(Material supplied Opens)

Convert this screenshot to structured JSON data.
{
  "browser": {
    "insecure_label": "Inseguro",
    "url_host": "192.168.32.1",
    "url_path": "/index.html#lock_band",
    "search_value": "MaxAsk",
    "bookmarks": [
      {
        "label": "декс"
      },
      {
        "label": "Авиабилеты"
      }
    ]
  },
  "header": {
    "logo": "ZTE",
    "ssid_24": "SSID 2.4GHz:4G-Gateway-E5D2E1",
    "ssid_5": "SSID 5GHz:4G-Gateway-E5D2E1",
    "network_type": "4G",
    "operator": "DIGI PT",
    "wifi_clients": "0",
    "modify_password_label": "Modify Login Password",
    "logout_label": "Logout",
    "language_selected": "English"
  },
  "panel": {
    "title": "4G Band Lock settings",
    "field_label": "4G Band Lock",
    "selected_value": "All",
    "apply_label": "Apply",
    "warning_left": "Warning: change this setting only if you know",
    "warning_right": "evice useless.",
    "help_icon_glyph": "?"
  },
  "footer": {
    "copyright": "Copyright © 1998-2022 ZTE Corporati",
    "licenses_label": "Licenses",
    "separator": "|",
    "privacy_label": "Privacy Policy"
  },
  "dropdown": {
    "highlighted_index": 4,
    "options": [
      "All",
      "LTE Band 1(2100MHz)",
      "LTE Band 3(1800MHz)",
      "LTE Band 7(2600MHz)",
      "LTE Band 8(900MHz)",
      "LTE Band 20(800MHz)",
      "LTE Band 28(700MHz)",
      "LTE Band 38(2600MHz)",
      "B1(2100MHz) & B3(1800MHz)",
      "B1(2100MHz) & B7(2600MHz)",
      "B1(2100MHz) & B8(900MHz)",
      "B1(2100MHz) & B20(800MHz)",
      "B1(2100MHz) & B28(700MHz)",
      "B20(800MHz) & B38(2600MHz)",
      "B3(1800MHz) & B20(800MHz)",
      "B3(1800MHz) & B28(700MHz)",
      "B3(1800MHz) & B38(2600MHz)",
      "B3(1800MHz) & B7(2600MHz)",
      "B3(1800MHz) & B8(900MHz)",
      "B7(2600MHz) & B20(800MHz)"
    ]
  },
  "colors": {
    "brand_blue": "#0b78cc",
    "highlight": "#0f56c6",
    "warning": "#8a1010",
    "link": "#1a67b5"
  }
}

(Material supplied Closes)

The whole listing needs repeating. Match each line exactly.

**Written response**
Convert this screenshot to structured JSON data.
{
  "browser": {
    "insecure_label": "Inseguro",
    "url_host": "192.168.32.1",
    "url_path": "/index.html#lock_band",
    "search_value": "MaxAsk",
    "bookmarks": [
      {
        "label": "декс"
      },
      {
        "label": "Авиабилеты"
      }
    ]
  },
  "header": {
    "logo": "ZTE",
    "ssid_24": "SSID 2.4GHz:4G-Gateway-E5D2E1",
    "ssid_5": "SSID 5GHz:4G-Gateway-E5D2E1",
    "network_type": "4G",
    "operator": "DIGI PT",
    "wifi_clients": "0",
    "modify_password_label": "Modify Login Password",
    "logout_label": "Logout",
    "language_selected": "English"
  },
  "panel": {
    "title": "4G Band Lock settings",
    "field_label": "4G Band Lock",
    "selected_value": "All",
    "apply_label": "Apply",
    "warning_left": "Warning: change this setting only if you know",
    "warning_right": "evice useless.",
    "help_icon_glyph": "?"
  },
  "footer": {
    "copyright": "Copyright © 1998-2022 ZTE Corporati",
    "licenses_label": "Licenses",
    "separator": "|",
    "privacy_label": "Privacy Policy"
  },
  "dropdown": {
    "highlighted_index": 4,
    "options": [
      "All",
      "LTE Band 1(2100MHz)",
      "LTE Band 3(1800MHz)",
      "LTE Band 7(2600MHz)",
      "LTE Band 8(900MHz)",
      "LTE Band 20(800MHz)",
      "LTE Band 28(700MHz)",
      "LTE Band 38(2600MHz)",
      "B1(2100MHz) & B3(1800MHz)",
      "B1(2100MHz) & B7(2600MHz)",
      "B1(2100MHz) & B8(900MHz)",
      "B1(2100MHz) & B20(800MHz)",
      "B1(2100MHz) & B28(700MHz)",
      "B20(800MHz) & B38(2600MHz)",
      "B3(1800MHz) & B20(800MHz)",
      "B3(1800MHz) & B28(700MHz)",
      "B3(1800MHz) & B38(2600MHz)",
      "B3(1800MHz) & B7(2600MHz)",
      "B3(1800MHz) & B8(900MHz)",
      "B7(2600MHz) & B20(800MHz)"
    ]
  },
  "colors": {
    "brand_blue": "#0b78cc",
    "highlight": "#0f56c6",
    "warning": "#8a1010",
    "link": "#1a67b5"
  }
}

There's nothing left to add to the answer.